§ **Activity**:
Copy each line of the material beneath that holds the word "caption".

§ **Entries shown**:
┌──
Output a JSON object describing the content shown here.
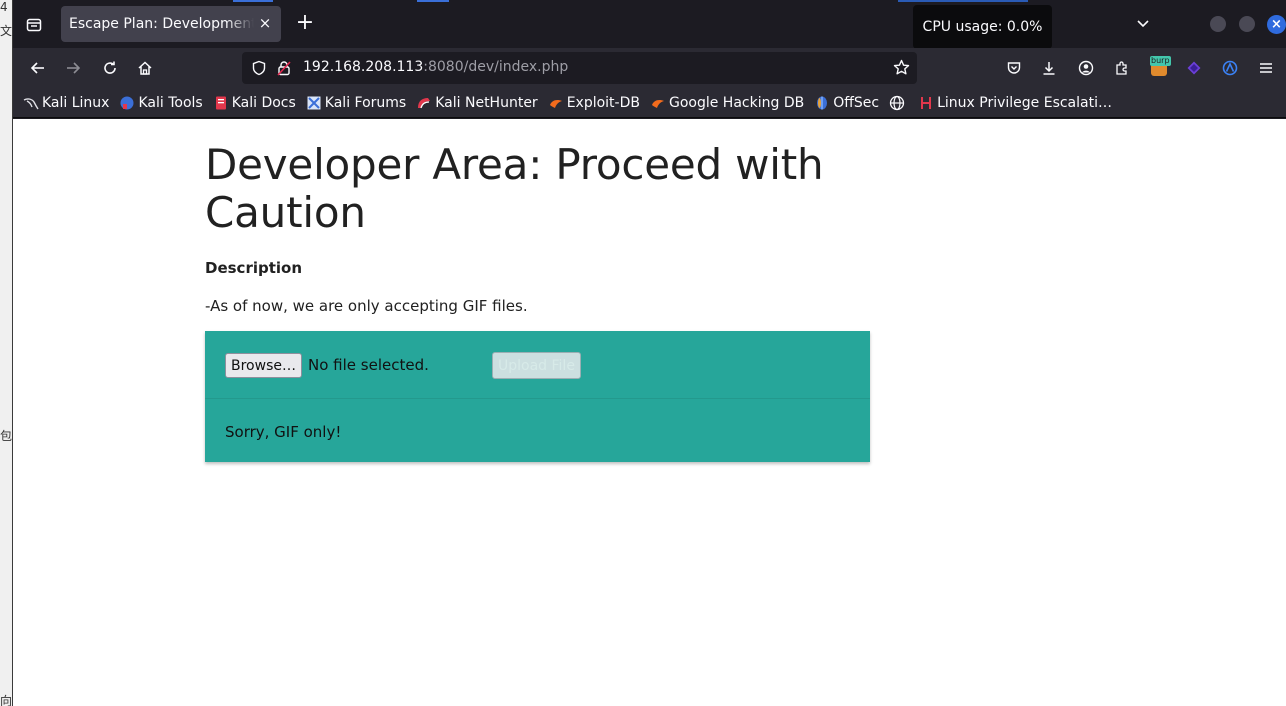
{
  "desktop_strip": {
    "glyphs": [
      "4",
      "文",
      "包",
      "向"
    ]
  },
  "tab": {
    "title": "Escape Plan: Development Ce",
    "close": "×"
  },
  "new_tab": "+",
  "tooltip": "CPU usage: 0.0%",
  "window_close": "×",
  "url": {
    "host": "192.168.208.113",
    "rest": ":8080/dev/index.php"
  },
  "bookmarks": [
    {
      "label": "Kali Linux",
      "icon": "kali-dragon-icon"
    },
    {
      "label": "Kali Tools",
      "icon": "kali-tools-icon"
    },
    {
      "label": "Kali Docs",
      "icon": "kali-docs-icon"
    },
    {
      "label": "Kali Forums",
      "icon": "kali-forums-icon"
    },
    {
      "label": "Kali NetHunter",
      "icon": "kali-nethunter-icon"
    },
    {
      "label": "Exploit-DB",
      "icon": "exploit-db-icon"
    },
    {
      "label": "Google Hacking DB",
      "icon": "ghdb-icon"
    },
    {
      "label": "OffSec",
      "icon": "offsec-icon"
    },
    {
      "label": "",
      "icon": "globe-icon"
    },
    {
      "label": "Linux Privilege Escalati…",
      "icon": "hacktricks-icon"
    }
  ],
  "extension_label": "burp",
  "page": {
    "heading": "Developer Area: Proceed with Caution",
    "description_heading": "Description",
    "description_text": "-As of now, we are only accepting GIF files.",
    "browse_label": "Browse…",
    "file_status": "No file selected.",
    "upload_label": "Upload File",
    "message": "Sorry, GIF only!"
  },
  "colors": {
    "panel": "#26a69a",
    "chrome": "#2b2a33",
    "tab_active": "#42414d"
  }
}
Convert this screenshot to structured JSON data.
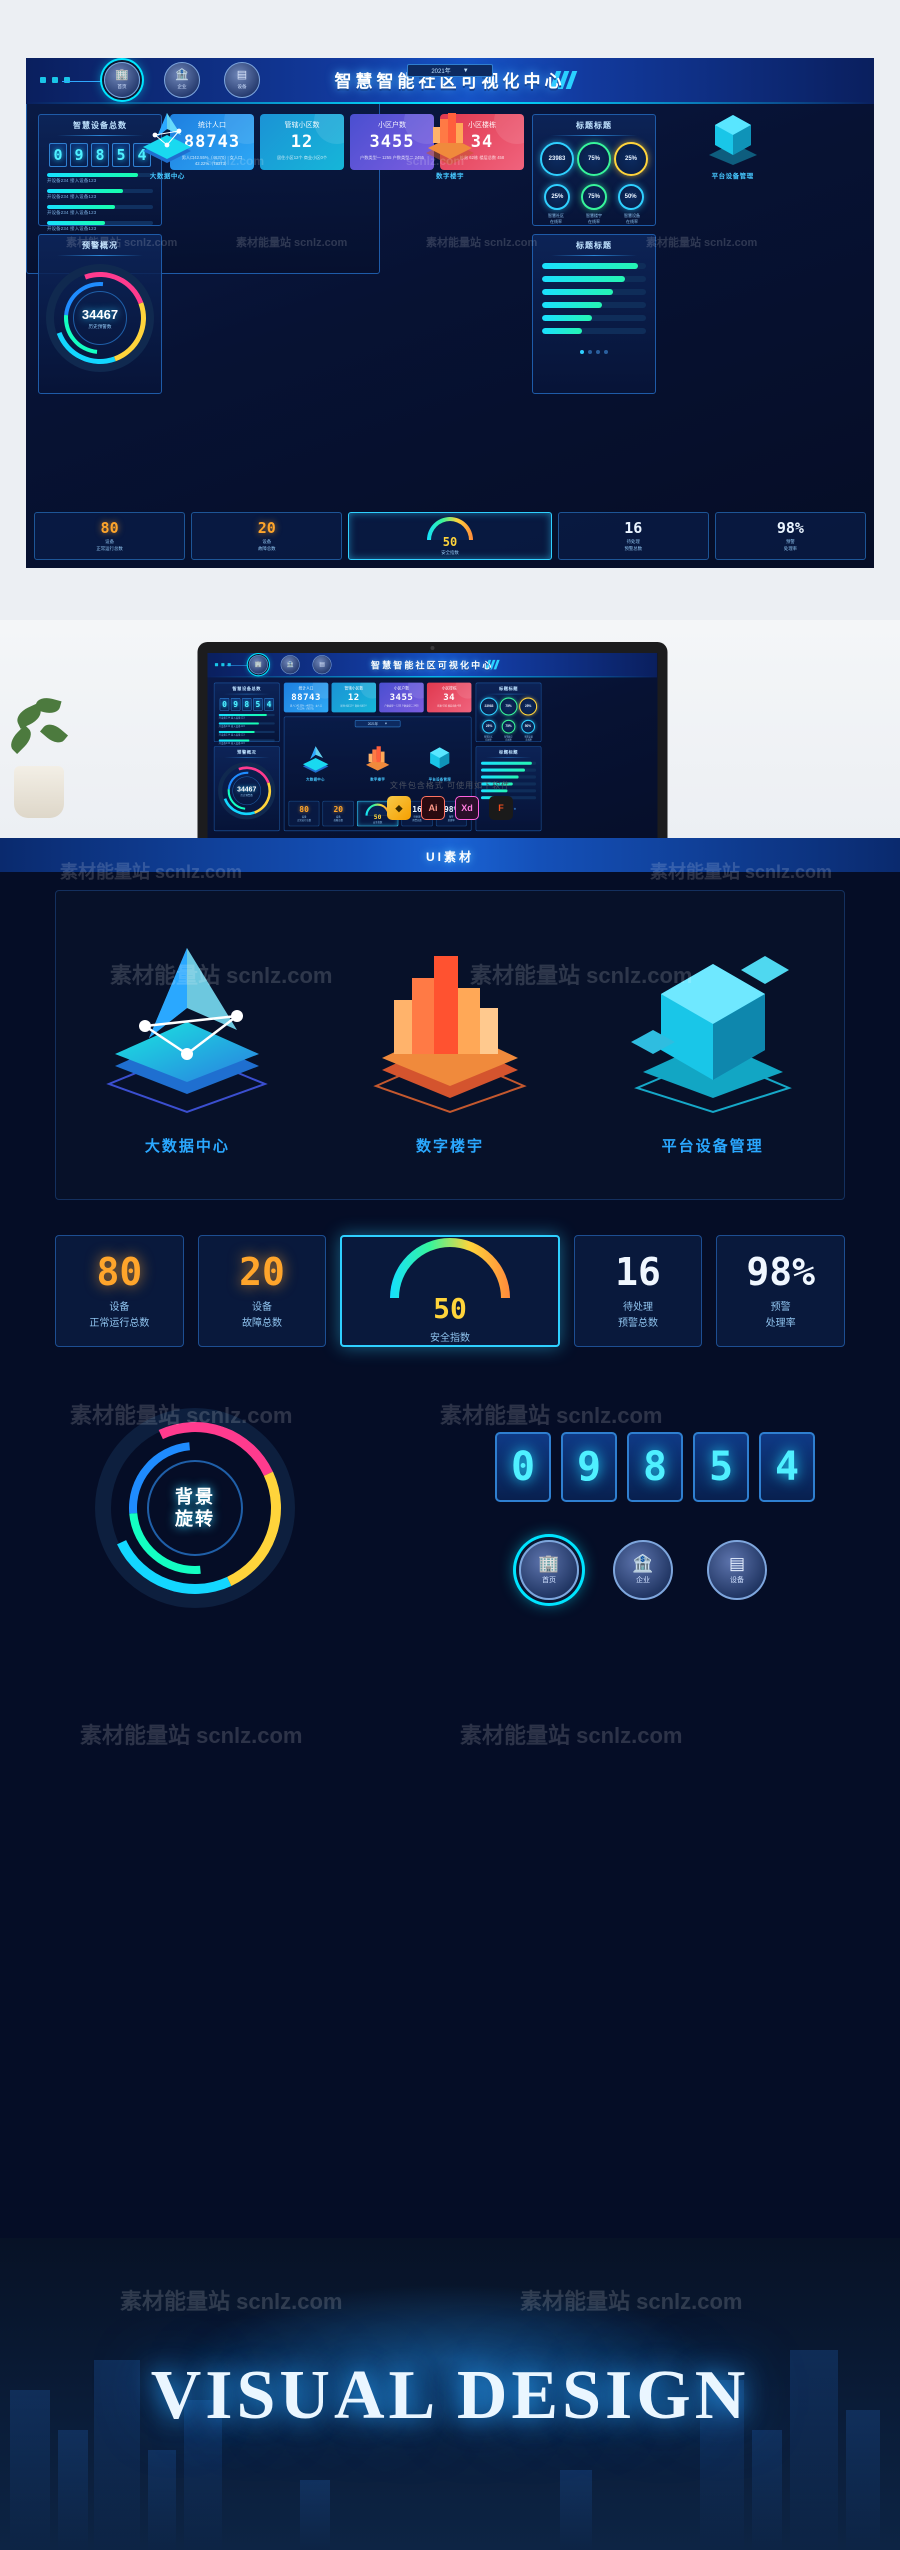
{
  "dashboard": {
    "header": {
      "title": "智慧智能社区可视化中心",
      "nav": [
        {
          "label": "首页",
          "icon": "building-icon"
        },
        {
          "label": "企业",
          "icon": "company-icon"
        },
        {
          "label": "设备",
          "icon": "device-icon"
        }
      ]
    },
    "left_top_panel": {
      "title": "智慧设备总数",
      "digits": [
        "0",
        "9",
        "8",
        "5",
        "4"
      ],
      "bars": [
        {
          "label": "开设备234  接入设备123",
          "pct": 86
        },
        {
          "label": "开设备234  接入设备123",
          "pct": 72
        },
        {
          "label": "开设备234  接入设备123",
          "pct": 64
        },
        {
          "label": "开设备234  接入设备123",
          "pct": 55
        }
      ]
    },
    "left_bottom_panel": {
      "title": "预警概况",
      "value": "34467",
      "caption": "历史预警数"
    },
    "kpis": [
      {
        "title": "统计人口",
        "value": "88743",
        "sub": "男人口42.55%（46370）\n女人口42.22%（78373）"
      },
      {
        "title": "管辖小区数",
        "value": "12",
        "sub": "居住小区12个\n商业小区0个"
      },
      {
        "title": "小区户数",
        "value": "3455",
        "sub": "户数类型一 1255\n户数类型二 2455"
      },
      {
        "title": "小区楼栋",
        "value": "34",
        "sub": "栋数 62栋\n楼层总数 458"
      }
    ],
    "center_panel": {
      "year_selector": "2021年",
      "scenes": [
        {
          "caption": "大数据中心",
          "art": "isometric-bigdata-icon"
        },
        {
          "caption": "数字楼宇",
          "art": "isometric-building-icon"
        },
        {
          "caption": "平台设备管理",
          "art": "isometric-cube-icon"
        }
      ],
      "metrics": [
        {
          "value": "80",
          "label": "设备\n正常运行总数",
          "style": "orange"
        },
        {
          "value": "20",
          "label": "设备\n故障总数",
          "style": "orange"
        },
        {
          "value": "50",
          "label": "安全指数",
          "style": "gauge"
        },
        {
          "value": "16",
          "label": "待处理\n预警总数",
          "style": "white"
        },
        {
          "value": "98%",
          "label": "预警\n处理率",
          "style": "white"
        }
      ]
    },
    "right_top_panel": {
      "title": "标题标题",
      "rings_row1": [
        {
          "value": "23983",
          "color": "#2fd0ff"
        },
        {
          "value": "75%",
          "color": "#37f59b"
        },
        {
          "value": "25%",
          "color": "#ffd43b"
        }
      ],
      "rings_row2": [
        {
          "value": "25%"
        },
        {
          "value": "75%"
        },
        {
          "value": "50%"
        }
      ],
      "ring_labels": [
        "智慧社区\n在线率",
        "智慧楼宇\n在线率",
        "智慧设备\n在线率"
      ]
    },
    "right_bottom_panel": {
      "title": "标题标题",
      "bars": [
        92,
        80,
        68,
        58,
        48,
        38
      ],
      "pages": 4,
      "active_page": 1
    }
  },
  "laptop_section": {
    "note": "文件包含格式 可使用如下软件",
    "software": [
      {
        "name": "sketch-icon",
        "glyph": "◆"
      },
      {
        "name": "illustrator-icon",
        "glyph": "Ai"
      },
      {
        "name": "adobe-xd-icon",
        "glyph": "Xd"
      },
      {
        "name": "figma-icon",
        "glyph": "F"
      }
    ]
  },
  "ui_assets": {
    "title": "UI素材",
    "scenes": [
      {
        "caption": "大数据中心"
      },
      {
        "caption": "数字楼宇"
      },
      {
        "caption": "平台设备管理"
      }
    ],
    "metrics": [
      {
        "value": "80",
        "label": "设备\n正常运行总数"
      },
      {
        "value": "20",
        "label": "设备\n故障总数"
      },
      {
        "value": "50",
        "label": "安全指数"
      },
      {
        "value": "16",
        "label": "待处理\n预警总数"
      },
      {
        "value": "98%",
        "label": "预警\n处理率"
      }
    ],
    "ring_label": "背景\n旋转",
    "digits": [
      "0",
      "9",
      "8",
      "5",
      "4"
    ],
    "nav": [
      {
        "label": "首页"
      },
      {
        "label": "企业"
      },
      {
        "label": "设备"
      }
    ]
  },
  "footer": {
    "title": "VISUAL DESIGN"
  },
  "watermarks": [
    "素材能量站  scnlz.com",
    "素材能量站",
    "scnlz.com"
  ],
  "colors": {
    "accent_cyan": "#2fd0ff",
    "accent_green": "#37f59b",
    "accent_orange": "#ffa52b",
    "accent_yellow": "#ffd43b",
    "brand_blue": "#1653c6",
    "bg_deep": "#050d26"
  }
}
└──
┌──
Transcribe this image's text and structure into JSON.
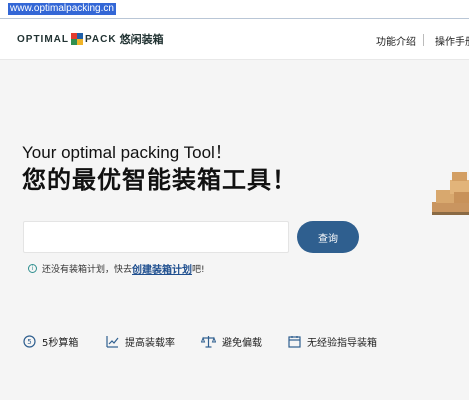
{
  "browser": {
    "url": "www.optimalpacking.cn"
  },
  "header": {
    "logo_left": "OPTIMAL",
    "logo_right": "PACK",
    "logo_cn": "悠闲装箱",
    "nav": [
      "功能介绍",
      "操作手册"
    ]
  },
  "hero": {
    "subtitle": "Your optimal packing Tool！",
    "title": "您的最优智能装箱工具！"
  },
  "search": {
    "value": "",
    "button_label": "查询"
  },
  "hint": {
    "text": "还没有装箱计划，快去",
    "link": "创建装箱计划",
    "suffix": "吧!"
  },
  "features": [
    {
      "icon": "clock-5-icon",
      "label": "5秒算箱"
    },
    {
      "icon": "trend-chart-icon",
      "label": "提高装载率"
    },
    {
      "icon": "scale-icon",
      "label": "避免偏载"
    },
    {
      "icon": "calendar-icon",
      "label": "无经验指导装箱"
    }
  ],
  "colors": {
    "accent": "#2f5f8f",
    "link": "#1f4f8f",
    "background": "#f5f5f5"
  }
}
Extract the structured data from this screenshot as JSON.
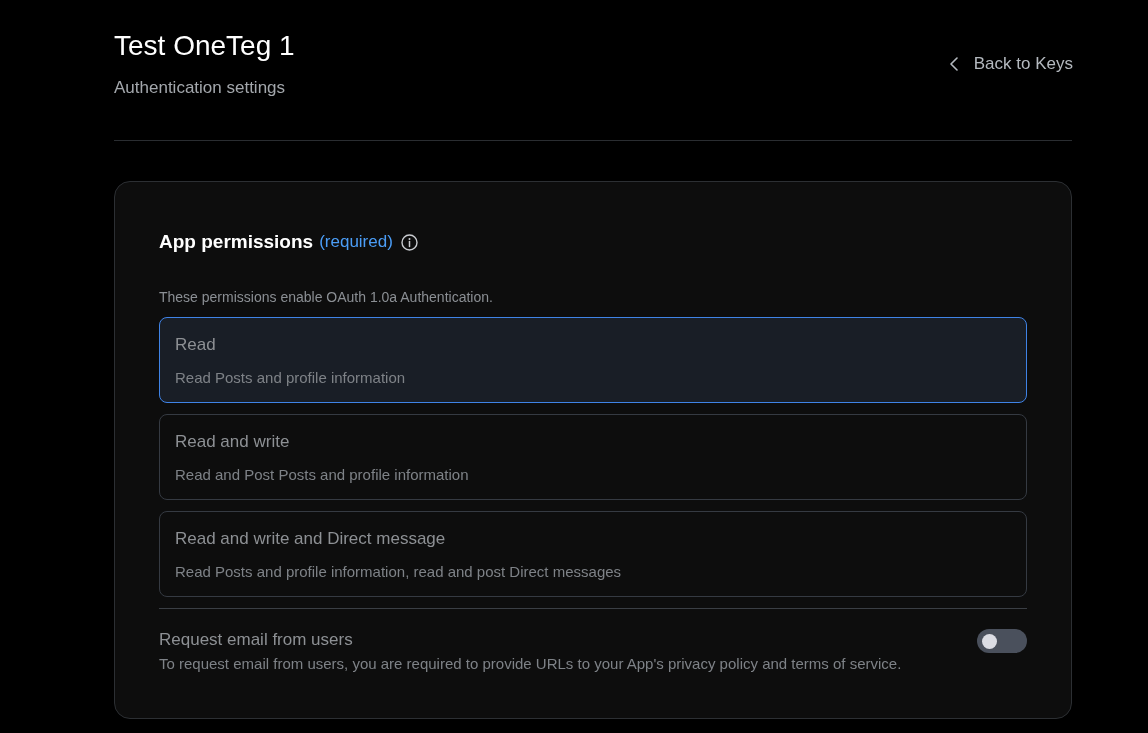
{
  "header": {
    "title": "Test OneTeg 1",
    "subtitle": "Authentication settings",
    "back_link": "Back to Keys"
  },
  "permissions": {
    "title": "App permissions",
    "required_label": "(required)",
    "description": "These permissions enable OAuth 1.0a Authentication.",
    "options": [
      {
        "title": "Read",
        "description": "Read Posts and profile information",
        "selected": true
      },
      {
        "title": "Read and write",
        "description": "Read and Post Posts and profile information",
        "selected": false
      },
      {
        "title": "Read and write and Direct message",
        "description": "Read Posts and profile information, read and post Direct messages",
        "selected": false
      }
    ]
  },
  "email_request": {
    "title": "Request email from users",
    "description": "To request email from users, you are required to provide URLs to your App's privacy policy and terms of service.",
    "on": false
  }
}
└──
§ **Exercise output**:
      "caption": "历史预警数"
          "caption": "大数据中心",
          "caption": "数字楼宇",
          "caption": "平台设备管理",
        "caption": "大数据中心"
        "caption": "数字楼宇"
        "caption": "平台设备管理"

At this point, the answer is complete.